You’d like to think that the doctor trusted to make treatment decisions for you or your family members would be in big trouble if he/she were found guilty of practice violations like “delivering substandard care, wrongly diagnosing surgical patients, improperly leaving surgical equipment in a patient, alcohol/substance abuse, or physical illness/impairment”.  But such is not the case, according to the non-profit watchdogs over at Public Citizen, who claim that the state of California has become delinquent in disciplining 710 physicians with documented records like this.

In fact, 102 of these California doctors have been designated by peer reviewers as an “immediate threat to health or safety” of patients – yet are still allowed to practice medicine in the state.  One question: are their patients aware of this?

Here’s the report:  Continue reading

Remedial training for neurosurgeons: “Don’t bill for procedures you didn’t do!”

Dr. Vishal James Makker is an Oregon neurosurgeon with movie star good looks, a bedside manner that’s been described as “charming”, and a distressingly questionable track record for performing multiple spinal operations on his patients. In fact, the Pulitzer Prize-winning investigative journalists at ProPublica have revealed that an analysis of Medicare data shows that Makker had the highest rate of repeat surgeries in the U.S. –  a rate that’s nearly 10 times the national average.  Continue reading

“You can lead a cardiologist to water but, apparently, you cannot make him drink”

When it comes to interventional cardiology – that’s using balloon angioplasty* and metal stents to open up blocked coronary arteries – it seems that medical evidence is still taking a back seat to doctors’ deeply ingrained practice patterns.

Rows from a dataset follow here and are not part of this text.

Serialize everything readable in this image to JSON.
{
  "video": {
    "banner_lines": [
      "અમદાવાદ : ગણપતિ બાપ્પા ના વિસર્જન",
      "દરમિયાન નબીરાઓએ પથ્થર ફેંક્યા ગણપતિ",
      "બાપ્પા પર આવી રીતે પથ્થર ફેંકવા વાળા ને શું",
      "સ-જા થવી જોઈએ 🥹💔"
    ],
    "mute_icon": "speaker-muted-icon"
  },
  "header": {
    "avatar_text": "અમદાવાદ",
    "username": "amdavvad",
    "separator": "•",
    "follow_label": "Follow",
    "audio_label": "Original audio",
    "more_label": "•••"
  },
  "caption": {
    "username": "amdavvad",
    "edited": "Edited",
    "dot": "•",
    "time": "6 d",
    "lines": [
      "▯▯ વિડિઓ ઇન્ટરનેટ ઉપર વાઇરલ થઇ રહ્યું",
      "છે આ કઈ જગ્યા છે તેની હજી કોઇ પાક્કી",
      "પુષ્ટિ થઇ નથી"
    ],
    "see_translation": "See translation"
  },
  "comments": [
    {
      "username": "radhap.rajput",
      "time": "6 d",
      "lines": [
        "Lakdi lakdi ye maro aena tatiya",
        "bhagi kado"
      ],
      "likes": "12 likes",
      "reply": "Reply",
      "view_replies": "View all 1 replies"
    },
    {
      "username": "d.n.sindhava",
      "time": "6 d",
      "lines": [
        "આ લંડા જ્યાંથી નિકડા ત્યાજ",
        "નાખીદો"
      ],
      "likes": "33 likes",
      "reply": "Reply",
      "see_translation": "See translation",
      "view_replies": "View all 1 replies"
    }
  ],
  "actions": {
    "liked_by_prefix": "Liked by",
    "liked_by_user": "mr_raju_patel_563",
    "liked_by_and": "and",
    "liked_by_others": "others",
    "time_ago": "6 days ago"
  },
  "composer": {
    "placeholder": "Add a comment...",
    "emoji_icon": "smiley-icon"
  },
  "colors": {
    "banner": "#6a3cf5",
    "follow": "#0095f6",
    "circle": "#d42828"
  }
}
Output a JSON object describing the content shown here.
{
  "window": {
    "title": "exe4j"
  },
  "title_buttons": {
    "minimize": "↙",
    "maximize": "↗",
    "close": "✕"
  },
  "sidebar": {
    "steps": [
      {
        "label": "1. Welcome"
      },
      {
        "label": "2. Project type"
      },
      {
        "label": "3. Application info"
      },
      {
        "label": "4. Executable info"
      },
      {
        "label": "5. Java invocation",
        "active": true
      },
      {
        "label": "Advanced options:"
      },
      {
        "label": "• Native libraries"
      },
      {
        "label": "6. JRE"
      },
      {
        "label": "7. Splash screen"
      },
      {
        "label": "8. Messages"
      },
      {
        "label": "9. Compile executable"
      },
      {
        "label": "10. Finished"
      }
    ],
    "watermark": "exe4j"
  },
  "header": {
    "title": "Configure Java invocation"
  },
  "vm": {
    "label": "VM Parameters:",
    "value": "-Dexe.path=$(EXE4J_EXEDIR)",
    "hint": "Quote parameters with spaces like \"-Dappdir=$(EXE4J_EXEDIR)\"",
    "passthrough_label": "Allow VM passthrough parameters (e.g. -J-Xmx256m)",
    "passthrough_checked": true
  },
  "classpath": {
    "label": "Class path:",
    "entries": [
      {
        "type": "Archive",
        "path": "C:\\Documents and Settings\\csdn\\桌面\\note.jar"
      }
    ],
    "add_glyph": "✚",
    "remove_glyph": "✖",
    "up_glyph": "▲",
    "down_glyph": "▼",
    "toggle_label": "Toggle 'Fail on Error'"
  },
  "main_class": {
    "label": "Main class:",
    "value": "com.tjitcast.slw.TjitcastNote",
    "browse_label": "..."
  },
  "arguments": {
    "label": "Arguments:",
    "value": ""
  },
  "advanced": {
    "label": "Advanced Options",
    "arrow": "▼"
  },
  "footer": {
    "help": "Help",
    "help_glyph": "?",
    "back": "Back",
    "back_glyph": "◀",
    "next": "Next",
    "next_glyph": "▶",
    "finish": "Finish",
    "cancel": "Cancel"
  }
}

Case in point, a warning from the health journalism watchdogs at Health Beat:

“Even though many well-designed clinical studies conclude that drug therapy alone can reduce the risk of heart attack and death in people with stable coronary artery disease just as well as more expensive invasive procedures, many cardiologists continue to use interventions like propping open blocked arteries with costly stents instead of first trying medication.”

Or, as the Los Angeles Times put it in a piece called Cardiologists Rush to Angioplasty Despite Evidence for Value of Drugs:

“You can lead a cardiologist to water but, apparently, you cannot make him drink.”  Continue reading